About this exercise
What lines in the records below mention "name"? List them all.

Exercise materials
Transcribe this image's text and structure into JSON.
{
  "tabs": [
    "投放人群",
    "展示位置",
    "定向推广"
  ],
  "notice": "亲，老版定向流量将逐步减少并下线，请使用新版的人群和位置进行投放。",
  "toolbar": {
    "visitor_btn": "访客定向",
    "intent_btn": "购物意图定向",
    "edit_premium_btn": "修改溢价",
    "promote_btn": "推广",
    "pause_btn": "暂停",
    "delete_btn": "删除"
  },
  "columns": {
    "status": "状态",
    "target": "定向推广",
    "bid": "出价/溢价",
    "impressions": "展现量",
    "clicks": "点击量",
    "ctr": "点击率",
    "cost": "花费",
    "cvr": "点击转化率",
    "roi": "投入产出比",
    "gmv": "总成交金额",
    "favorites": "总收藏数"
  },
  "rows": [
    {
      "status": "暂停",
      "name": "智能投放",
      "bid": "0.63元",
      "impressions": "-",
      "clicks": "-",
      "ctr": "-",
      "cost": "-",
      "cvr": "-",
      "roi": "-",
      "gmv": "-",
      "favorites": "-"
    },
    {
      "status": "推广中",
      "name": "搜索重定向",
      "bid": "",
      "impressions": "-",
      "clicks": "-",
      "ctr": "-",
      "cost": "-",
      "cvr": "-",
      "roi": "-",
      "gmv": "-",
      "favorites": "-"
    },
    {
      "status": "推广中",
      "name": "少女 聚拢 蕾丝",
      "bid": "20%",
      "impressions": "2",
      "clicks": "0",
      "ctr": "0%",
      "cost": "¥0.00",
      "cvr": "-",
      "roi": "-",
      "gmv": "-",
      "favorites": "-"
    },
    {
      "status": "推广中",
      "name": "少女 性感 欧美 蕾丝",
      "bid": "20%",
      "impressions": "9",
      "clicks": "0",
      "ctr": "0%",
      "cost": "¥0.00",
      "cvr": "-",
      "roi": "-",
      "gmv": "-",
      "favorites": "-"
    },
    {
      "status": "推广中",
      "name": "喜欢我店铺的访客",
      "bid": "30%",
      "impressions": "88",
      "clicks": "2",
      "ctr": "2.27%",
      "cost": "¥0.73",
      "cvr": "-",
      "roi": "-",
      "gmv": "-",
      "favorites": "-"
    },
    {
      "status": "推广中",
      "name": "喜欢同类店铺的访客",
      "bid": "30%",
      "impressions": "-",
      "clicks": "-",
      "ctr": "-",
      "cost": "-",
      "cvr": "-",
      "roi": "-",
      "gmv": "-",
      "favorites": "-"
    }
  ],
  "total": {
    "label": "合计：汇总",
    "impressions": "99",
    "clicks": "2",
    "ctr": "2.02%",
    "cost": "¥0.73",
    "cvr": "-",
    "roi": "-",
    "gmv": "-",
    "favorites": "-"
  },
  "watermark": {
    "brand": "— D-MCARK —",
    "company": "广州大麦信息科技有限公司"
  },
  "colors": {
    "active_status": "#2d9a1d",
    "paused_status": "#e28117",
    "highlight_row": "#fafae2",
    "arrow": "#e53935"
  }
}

Solution for this exercise
      "name": "智能投放",
      "name": "搜索重定向",
      "name": "少女 聚拢 蕾丝",
      "name": "少女 性感 欧美 蕾丝",
      "name": "喜欢我店铺的访客",
      "name": "喜欢同类店铺的访客",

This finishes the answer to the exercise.